Now that they have time, they take it, savouring the touch and the privacy, the tenderness and the uncertainty. No rush, no haste, no world to save, no cameras to avoid, just her hands on his thigh and shoulder and his hand in the small of her back and the nape of her neck…

Steve lets himself drown in the rightness of it. A woman of edges, yes, but not unyielding and not hard. She’s what she needs to be, and he can respect that and admire that, love it, deplore it, and be terrified by it. Doubtless he will in the coming months. Doubtless, sooner or later, they’ll find themselves on opposite sides of the fence.

When they do, they’ll deal with it.

But in the meantime, he’ll savour every moment with this unique, unexpected woman.

When Maria draws away, he follows instinctively, but her expression is puzzled. “We’re not moving.”

Dim murmurs outside turn to voices as the limousine door opens, and Tony declares, “Of course he won’t mind sharing; it’s not like he’s got a-- Good god!”

Tony looks like Thor just smacked him across the back of the head, and Thor and Dr. Foster are trying to hide their grins – Dr. Foster less successfully than Thor.

“Hello, Stark, Thor, Dr. Foster.” Maria leans against Steve - sprawls, as a matter of fact, like Jean Harlow in a pin-up poster. “Please shut the door. We’re busy.”
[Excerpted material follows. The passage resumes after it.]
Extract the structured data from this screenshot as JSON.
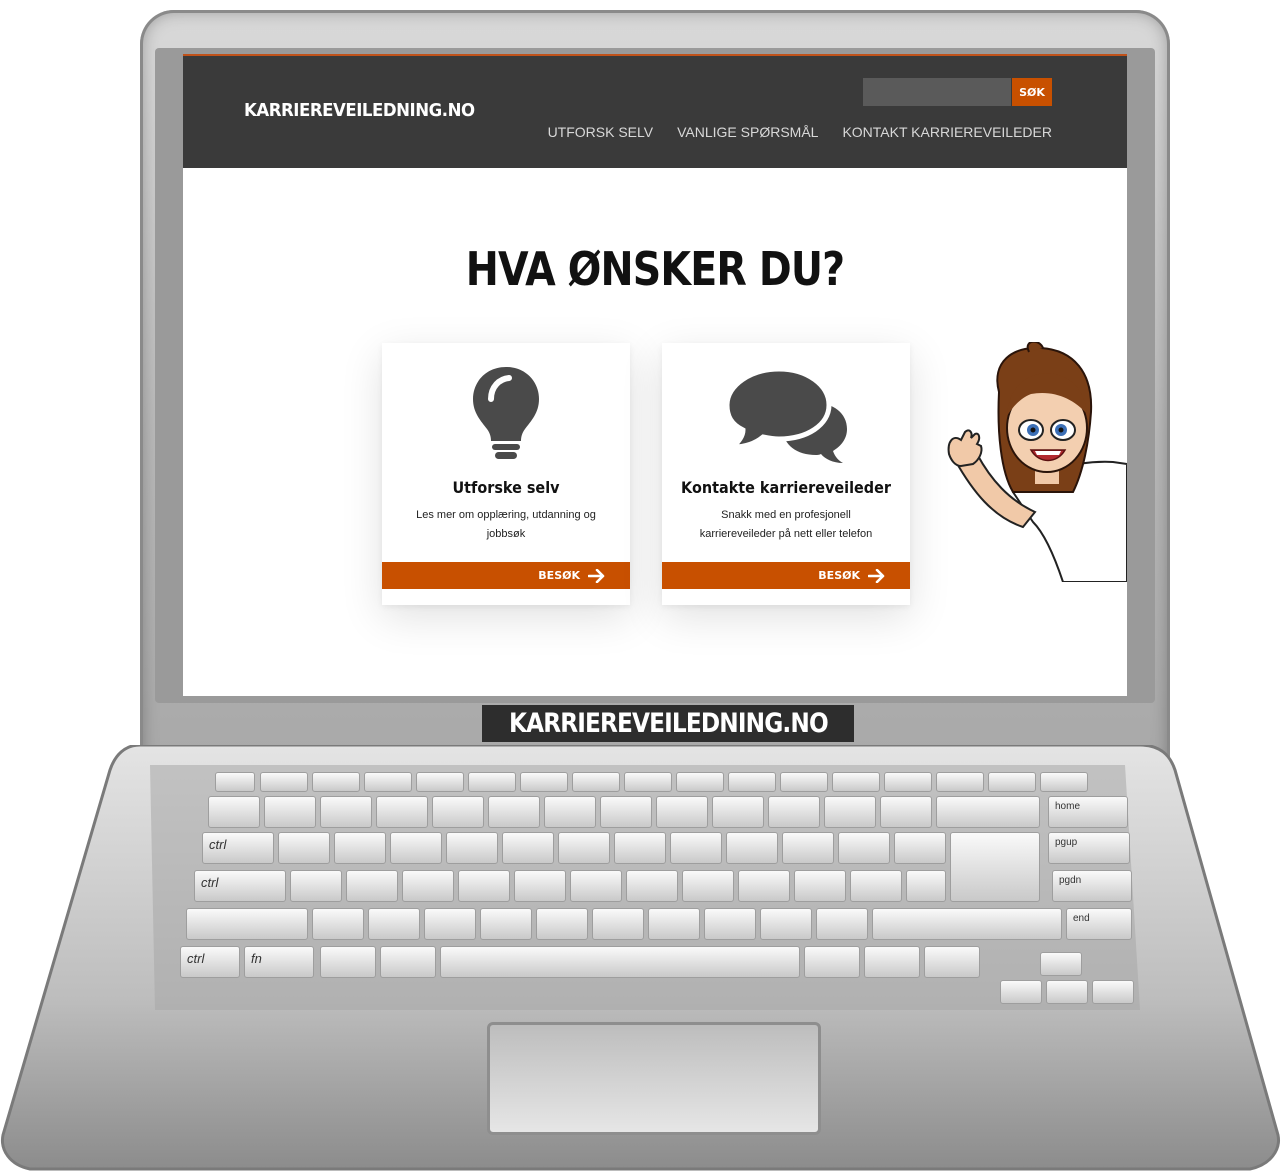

“Ah, Captain. We apologise for interrupting,” Thor says, not quite solemn. “May your evening be full of enjoyment.”

Tony’s jaw shuts with an audible click of teeth. “We,” he says to Steve, “are going to have a talk about this.”

But he shuts the door on Dr. Foster’s laughing comment of, “It’s not like we can’t just fly home--”

The limousine moves off then, sliding out into the midnight streets of the city. Steve glances at Maria, who looks vaguely exasperated. “I guess that cat’s out of the bag.” Then, because Tony could make things awkward, he asks, “Do you mind?”

The silence gives him pause. Then Maria smiles. “Kiss me again and I’ll think about it.”

Steve does as ordered.

“People “with edges” take up space.

They give us a reason to talk, to wonder, to think.

People with edges can alter their surroundings,
as opposed to having their surroundings alter them.”

~ joseph riley land ~